§ **Problem to solve**: Search the listing below, and show each line that includes the word "content".

[Supplied records — start]

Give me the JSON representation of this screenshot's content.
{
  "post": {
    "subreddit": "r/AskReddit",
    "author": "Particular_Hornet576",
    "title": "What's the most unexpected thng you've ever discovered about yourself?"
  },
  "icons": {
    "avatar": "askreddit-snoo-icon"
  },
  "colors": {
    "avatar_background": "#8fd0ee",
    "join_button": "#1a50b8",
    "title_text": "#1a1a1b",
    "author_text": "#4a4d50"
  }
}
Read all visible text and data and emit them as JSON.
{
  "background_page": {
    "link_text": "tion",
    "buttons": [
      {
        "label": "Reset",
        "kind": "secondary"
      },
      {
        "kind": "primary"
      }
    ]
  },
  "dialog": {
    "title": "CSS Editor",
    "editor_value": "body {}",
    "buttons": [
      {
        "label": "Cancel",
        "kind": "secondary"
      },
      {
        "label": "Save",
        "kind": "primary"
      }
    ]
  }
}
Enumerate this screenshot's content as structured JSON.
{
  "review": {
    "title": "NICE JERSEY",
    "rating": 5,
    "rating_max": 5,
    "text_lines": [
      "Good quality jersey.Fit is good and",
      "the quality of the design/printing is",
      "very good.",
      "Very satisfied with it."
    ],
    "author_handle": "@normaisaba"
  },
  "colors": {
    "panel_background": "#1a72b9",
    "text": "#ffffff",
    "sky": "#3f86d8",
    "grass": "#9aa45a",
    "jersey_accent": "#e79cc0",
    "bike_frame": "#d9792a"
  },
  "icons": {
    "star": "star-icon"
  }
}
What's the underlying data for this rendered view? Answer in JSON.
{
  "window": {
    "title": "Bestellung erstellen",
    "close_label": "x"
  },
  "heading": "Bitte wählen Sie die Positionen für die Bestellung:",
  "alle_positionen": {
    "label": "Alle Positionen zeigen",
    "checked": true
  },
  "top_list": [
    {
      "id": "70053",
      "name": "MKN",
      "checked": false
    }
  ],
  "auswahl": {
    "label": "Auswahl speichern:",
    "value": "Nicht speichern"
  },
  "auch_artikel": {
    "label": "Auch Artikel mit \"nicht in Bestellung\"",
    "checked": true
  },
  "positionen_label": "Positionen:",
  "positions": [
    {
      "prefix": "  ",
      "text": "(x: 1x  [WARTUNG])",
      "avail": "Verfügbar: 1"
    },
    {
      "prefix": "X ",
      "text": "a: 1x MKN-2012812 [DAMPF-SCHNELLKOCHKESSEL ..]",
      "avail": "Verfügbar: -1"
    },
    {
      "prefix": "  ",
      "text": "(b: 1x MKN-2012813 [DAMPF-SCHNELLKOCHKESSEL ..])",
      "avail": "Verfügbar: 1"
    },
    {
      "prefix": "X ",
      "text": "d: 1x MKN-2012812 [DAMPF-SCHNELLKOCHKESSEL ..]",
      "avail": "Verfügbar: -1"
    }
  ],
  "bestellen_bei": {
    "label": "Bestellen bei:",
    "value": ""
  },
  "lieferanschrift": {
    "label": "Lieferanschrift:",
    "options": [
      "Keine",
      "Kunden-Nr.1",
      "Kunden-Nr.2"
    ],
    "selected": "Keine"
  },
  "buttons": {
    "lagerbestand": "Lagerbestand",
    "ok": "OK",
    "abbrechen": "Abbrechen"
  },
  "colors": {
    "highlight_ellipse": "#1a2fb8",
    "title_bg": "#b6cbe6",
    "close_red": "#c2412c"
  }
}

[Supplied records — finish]

§ **Answer section**:
Give me the JSON representation of this screenshot's content.
Enumerate this screenshot's content as structured JSON.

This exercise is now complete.